What the task asks: Report how many lines below include "html", giving the figure alone.

##### Task data

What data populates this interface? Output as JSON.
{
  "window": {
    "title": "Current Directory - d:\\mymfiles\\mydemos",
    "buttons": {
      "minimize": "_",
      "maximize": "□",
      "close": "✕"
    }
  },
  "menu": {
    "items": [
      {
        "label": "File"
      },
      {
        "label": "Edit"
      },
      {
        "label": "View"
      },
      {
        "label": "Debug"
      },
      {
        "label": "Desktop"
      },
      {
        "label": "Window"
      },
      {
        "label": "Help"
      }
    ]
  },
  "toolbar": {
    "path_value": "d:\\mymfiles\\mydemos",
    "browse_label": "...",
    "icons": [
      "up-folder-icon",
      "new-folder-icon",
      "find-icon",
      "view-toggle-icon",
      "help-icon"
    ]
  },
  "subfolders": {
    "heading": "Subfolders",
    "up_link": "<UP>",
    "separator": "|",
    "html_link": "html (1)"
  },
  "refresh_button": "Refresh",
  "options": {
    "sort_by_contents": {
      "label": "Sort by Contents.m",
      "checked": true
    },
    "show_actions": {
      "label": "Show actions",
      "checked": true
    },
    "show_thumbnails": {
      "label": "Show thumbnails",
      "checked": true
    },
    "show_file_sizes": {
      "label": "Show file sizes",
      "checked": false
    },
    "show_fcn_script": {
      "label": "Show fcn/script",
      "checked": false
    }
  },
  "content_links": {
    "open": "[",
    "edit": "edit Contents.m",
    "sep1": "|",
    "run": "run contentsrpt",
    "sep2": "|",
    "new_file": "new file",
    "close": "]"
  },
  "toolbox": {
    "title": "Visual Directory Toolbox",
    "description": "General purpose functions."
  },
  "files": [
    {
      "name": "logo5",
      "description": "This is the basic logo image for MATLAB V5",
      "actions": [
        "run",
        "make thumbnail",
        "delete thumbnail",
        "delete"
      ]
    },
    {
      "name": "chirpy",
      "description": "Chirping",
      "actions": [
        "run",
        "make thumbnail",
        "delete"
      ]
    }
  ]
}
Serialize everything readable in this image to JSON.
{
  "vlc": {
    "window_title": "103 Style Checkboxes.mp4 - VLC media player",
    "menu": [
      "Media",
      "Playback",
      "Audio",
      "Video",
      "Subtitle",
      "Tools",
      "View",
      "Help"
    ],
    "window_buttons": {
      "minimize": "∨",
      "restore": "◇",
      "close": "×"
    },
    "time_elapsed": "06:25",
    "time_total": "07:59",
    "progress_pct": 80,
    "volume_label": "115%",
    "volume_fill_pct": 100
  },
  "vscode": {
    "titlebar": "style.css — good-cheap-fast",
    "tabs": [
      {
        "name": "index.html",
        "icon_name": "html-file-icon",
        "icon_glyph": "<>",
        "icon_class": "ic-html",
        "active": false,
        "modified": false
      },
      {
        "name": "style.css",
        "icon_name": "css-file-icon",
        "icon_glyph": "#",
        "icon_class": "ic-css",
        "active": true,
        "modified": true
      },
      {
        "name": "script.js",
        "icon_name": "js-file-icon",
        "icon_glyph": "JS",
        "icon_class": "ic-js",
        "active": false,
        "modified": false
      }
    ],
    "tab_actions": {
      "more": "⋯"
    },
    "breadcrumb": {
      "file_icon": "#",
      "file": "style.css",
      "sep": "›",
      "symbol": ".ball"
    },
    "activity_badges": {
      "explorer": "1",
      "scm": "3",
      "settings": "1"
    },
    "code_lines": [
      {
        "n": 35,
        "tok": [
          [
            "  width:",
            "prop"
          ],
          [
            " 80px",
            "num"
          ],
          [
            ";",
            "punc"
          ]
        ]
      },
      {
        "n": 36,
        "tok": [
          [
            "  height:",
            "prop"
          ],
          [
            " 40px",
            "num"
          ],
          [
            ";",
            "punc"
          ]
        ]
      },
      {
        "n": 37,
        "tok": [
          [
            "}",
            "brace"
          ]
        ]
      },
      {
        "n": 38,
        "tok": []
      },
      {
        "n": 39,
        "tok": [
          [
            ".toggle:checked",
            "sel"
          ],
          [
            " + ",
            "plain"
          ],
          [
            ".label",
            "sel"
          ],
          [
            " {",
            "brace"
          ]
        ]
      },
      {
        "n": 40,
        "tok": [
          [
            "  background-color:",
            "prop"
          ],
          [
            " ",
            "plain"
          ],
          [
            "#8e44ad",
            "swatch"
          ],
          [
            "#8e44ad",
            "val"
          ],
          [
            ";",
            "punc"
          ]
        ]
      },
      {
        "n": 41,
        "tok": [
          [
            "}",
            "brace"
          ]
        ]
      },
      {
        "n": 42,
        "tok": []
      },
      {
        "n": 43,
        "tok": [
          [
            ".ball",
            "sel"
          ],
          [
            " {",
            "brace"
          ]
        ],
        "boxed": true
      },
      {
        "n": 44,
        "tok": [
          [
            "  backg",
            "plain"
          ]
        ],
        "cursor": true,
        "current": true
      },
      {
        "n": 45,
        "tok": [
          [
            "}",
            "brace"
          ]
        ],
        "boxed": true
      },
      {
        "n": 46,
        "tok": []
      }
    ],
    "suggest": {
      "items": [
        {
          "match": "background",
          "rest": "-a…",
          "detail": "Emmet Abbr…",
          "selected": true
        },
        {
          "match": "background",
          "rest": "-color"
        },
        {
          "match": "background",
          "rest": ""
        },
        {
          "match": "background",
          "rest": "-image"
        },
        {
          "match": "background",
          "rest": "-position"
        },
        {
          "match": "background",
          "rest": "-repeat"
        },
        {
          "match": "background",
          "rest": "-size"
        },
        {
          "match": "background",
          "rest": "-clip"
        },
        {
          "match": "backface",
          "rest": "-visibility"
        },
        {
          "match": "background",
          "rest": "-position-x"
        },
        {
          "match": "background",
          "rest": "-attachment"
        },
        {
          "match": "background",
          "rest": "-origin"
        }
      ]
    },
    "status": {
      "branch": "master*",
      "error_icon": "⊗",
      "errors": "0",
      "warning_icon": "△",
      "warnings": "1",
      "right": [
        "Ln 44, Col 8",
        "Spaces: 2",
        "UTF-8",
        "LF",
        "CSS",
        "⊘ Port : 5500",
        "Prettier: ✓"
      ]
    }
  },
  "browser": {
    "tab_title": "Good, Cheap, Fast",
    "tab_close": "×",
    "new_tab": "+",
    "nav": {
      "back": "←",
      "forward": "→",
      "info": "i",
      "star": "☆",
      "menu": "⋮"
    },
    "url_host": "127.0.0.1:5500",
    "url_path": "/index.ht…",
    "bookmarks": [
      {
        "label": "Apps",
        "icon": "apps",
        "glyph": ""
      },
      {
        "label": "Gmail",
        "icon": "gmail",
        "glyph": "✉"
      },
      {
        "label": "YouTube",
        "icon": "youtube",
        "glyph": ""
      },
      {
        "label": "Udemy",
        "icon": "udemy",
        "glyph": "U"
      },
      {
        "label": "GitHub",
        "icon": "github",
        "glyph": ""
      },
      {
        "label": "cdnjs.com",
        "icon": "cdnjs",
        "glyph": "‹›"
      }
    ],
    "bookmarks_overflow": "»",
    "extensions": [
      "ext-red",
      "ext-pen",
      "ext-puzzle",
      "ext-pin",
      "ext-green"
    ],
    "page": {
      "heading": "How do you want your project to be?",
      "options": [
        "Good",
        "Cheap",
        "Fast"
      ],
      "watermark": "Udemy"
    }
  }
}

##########

Result: 4